How to Hunt at Night without Night Vision

Hunting at Night

If you’re the avid hunter, you definitely know how it’s like to always try to find new species and have the night find you in the middle of nowhere. Hunting at night is no news and it has become a necessity with the combination of feral hog population going up the roof.

Hunting at night was a great opportunity for the manufacturers out there to create and make night vision optics that are essential, so they say, for hunting at night. Many hunters began spending more than just a few bucks for the night vision optics the minute they found out it wasn’t just for the military use.

However, guess what? We don’t think you always need the night vision when hunting at night and we definitely found the way how to hunt without them!

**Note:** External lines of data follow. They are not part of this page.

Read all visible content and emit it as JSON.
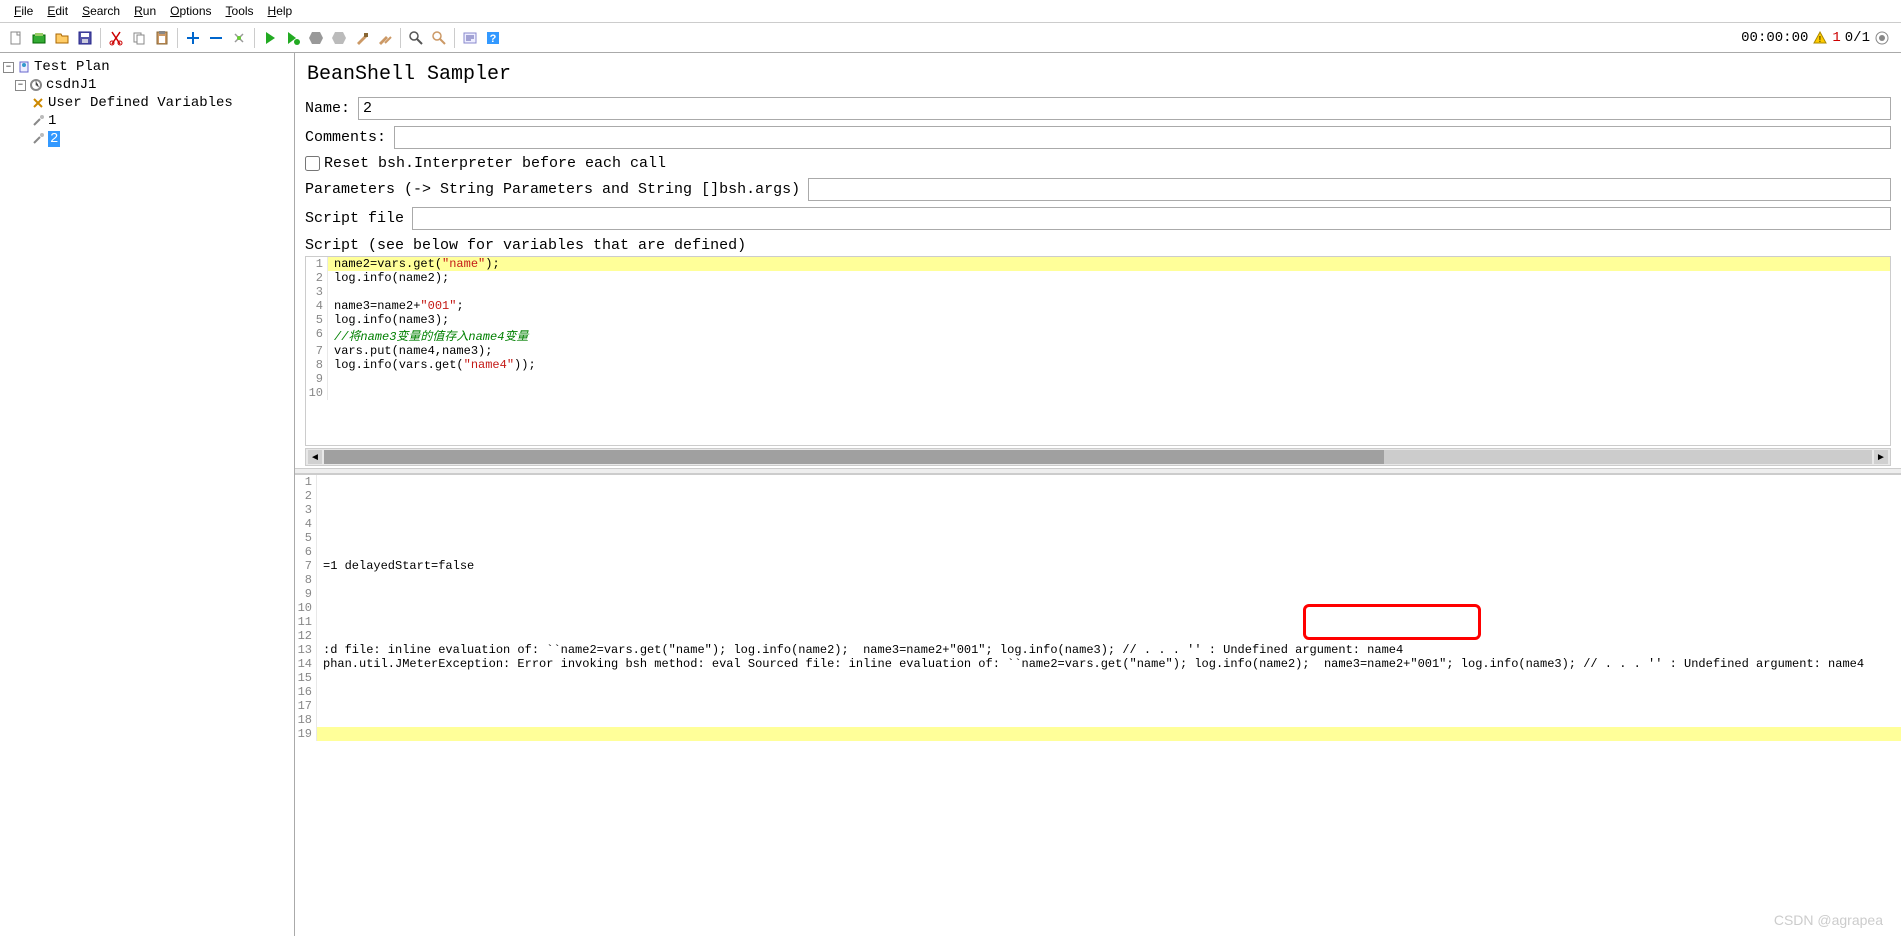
{
  "menu": {
    "file": "File",
    "edit": "Edit",
    "search": "Search",
    "run": "Run",
    "options": "Options",
    "tools": "Tools",
    "help": "Help"
  },
  "status": {
    "time": "00:00:00",
    "warn_count": "1",
    "active": "0/1"
  },
  "tree": {
    "root": "Test Plan",
    "tg": "csdnJ1",
    "udv": "User Defined Variables",
    "s1": "1",
    "s2": "2"
  },
  "panel": {
    "title": "BeanShell Sampler",
    "name_lbl": "Name:",
    "name_val": "2",
    "comments_lbl": "Comments:",
    "comments_val": "",
    "reset_lbl": "Reset bsh.Interpreter before each call",
    "params_lbl": "Parameters (-> String Parameters and String []bsh.args)",
    "params_val": "",
    "scriptfile_lbl": "Script file",
    "scriptfile_val": "",
    "script_lbl": "Script (see below for variables that are defined)"
  },
  "script_lines": [
    {
      "n": "1",
      "pre": "name2=vars.get(",
      "str": "\"name\"",
      "post": ");",
      "hl": true
    },
    {
      "n": "2",
      "plain": "log.info(name2);"
    },
    {
      "n": "3",
      "plain": ""
    },
    {
      "n": "4",
      "pre": "name3=name2+",
      "str": "\"001\"",
      "post": ";"
    },
    {
      "n": "5",
      "plain": "log.info(name3);"
    },
    {
      "n": "6",
      "cmt": "//将name3变量的值存入name4变量"
    },
    {
      "n": "7",
      "plain": "vars.put(name4,name3);"
    },
    {
      "n": "8",
      "pre": "log.info(vars.get(",
      "str": "\"name4\"",
      "post": "));"
    },
    {
      "n": "9",
      "plain": ""
    },
    {
      "n": "10",
      "plain": ""
    }
  ],
  "log_lines": [
    {
      "n": "1",
      "t": ""
    },
    {
      "n": "2",
      "t": ""
    },
    {
      "n": "3",
      "t": ""
    },
    {
      "n": "4",
      "t": ""
    },
    {
      "n": "5",
      "t": ""
    },
    {
      "n": "6",
      "t": ""
    },
    {
      "n": "7",
      "t": "=1 delayedStart=false"
    },
    {
      "n": "8",
      "t": ""
    },
    {
      "n": "9",
      "t": ""
    },
    {
      "n": "10",
      "t": ""
    },
    {
      "n": "11",
      "t": ""
    },
    {
      "n": "12",
      "t": ""
    },
    {
      "n": "13",
      "t": ":d file: inline evaluation of: ``name2=vars.get(\"name\"); log.info(name2);  name3=name2+\"001\"; log.info(name3); // . . . '' : Undefined argument: name4"
    },
    {
      "n": "14",
      "t": "phan.util.JMeterException: Error invoking bsh method: eval Sourced file: inline evaluation of: ``name2=vars.get(\"name\"); log.info(name2);  name3=name2+\"001\"; log.info(name3); // . . . '' : Undefined argument: name4"
    },
    {
      "n": "15",
      "t": ""
    },
    {
      "n": "16",
      "t": ""
    },
    {
      "n": "17",
      "t": ""
    },
    {
      "n": "18",
      "t": ""
    },
    {
      "n": "19",
      "t": "",
      "hl": true
    }
  ],
  "watermark": "CSDN @agrapea"
}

To use or not to use night vision

Let’s put it out there: using night vision is cool and we give it kudos for what’s capable of. Even in the darkest night, with minimum to no light, you’re able to see a great distance and even project no visible light to your prey.

The more you’re willing to pay for your night vision, the better performance you should expect from it. We talk about resolution, image quality, extra features.

Night vision is related to the new and modern technology, but this doesn’t mean you use other hunting light scans for your hunting.

Hunt at Night

Both night vision and night scans may give you a good amount of distance when hunting. It’s a bit more difficult to compare the two methods when it comes to the clarity, as we don’t have a scale to appreciate how the resolution comes out. There’s always an innate amount of image degradation when using the night vision.

When using alternative methods, the image quality comes down to daytime optics. Basically, it’s just like when you hunt during the day as the image quality is still related to the glass. It’s not the case of this though if you’re hunting with iron sites or bows.

We do have to give the night vision the credit of using red or green hunting light, which helps you become entirely stealthy when hunting. As you don’t project visible light, even if you’re using IR (infrared illuminator), coyotes or feral hogs, various varmints or predators won’t notice you.

Don’t forget about the part where you have to swap out optics when going with a night vision setup. Some systems are designed to be used with your typical daytime optics, but most models out there do require a full swap. You still need to zero it in just like a regular scope and not many hunters out there have the luxury of having a dedicated weapon just for night hunts.

The variety of mounting options that fits on different weapon platforms, with no need to re-zero or for removing the scope, are also important reasons for not using night vision.

Why use other methods

You may take in consideration that you should practice and use as often as you can other kinds of lights, especially if you’re a hunter that doesn’t want to spook his prey. Sure enough, the risk for spooking your prey is minimal when using red/green light, but this doesn’t mean it doesn’t exist either.

One great thing about the alternative lights is that you may flip it on and simply watch how your prey goes on with its life, without noticing you or your light or your gun.

What’s good for you?

No matter which way you decide to go, the final choice should match your main goal: to make your hunting platform able to do precise shots at night.

For instance, if you’re willing to pay a bit more, get some help from a thermal imaging system or a 3rd gen night vision setup.

It’s important to know how much money you’re willing to pay for your hunting. Give a thought on how often you hunt at night and if you’re really using all the tools and accessories for hunting at night. Don’t get carried away by the thrill of hunting at night and play it simple. The more you carry on you, the more difficult for you it’s going to be to carry all of your gear.

Think thoroughly if you really need an accessory that may be swapped between your various weapon systems.

Therefore, if you don’t hunt at night on regular basics, stick to the hunting lights that are cheaper and easier to use than the dedicated night vision setup. You do have solutions and it’s up to you and your skills which one work the best for you.